(Dataset rows for apps and sites)

========================================================================

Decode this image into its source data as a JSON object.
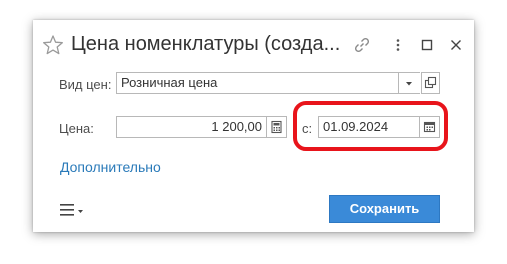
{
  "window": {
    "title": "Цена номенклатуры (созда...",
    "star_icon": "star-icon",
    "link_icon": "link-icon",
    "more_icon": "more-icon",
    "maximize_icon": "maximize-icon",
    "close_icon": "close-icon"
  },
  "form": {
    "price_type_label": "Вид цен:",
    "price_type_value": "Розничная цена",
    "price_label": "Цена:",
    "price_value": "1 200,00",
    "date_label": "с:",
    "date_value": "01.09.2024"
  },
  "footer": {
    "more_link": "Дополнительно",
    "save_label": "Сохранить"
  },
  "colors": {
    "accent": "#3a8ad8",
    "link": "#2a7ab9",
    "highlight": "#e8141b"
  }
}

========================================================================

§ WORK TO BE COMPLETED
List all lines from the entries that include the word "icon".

§ SOLVED EXERCISE
    "star_icon": "star-icon",
    "link_icon": "link-icon",
    "more_icon": "more-icon",
    "maximize_icon": "maximize-icon",
    "close_icon": "close-icon"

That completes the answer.